I love reading the quarterly and annual tracking reports about cleantech investments from the Cleantech Group, because they provide a guidepost for some of the companies and industry sectors that I should follow most closely.
The research firm's year-end report for 2011 confirms my gut that energy efficiency will continue to be a big theme for the next 12 months. The sector was the second largest category of cleantech or green technology last year, accounting for $1.46 billion of the estimated $8.99 billion that Cleantech Group is reporting in venture and corporate investments. The sector also accounted for the highest number of deals, with a total of 150 funding rounds.
By the way, even though 2011 was a tough year for cleantech investments, there was still 13 percent more money given out last year than in 2010. Which companies were the biggest beneficiaries? Cleantech Group has been good enough to provide a list of the biggest transactions in the four cleantech categories that it follows (Solar, Energy Efficiency, Transportation, Biofuels & Biomaterials). Here the 12 biggest deals, in descending order of size.
- Fisker Automotive, the luxury electric vehicle company ($315 million)
- BrightSource Energy, a concentrating solar company ($201 million)
- Better Place, the electric vehicle charging infrastructure company ($200 million)
- Fulcrum Bioenergy, a waste-to-ethanol technology company ($175 million)
- Sundrop Fuels, a developer that uses concentrated solar thermal energy to turn biomass into gas ($175 million)
- OSIsoft, developer of real-time energy monitoring infrastructure ($135 million)
- Stion, which makes CIGS thin-film solar technology ($130 million)
- Miasole, another CIGS thin-film solar technology company ($106 million)
- Prysm, maker of large-format, low-power displays ($100 million)
- Soraa, a developer of gallium nitride semiconductors for lighting ($88.6 million)

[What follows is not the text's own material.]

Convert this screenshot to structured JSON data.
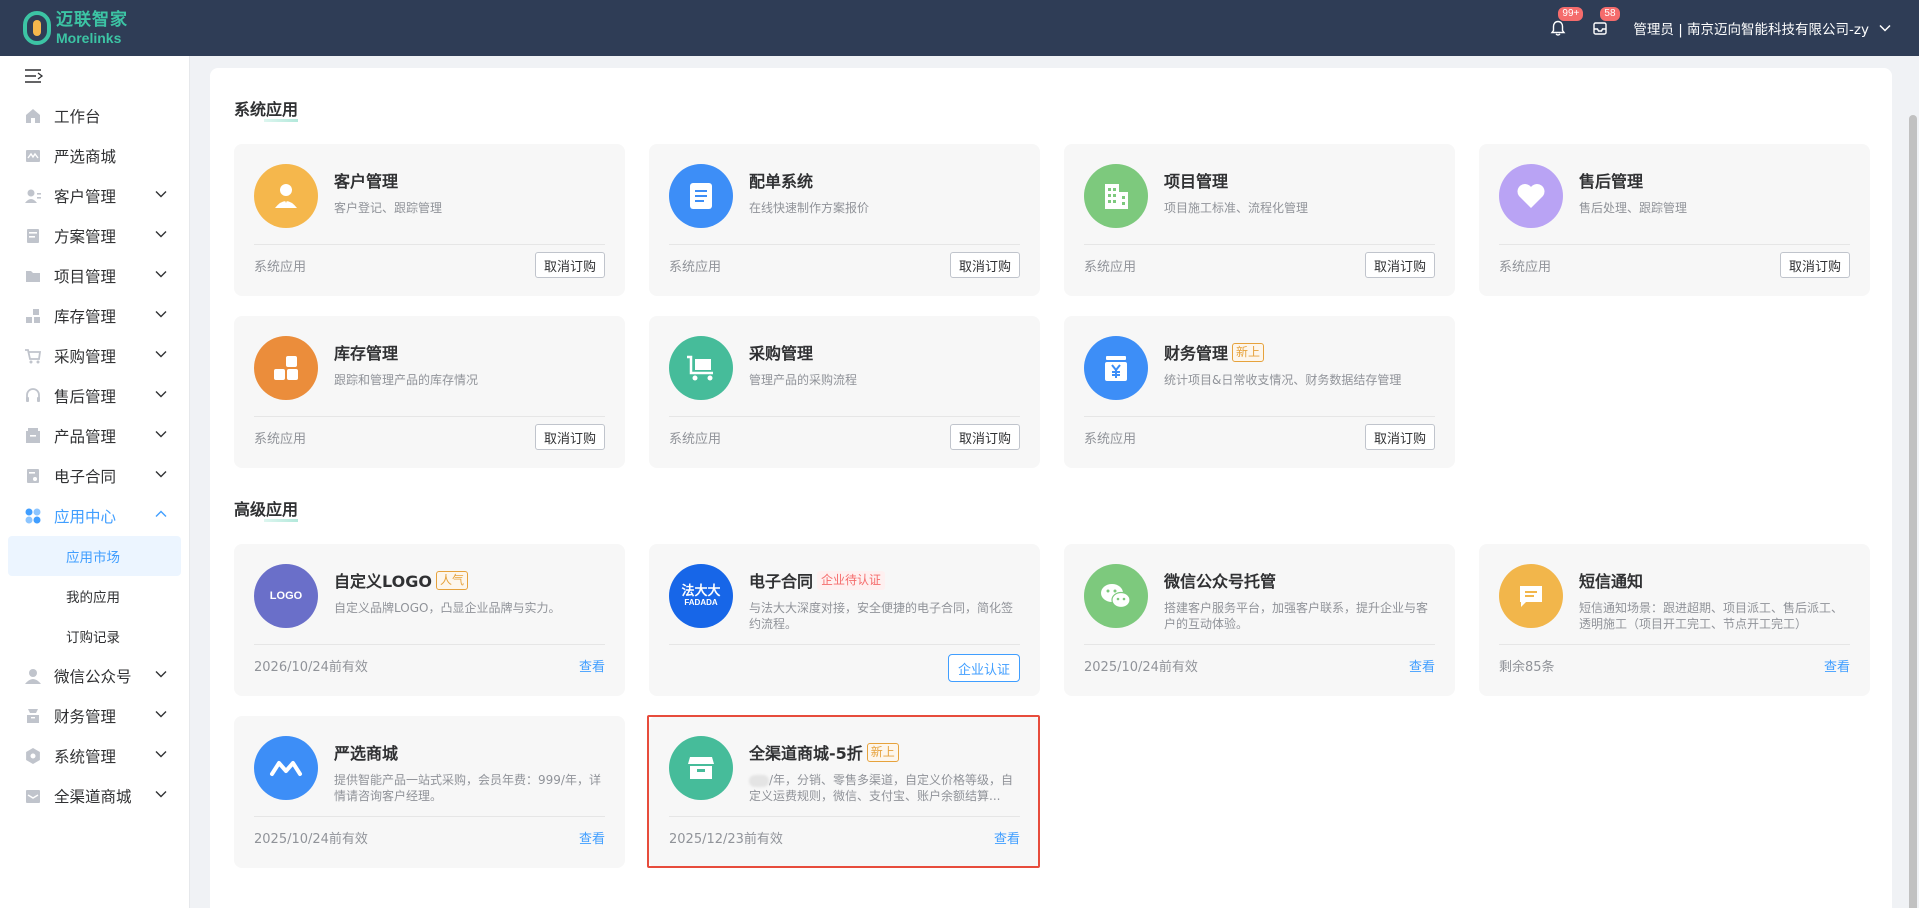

- DriveCam, developer of transportation efficiency software ($85 million)
- Enerkem, maker of biofuels from biomass and municipal solid waste ($74.6 million)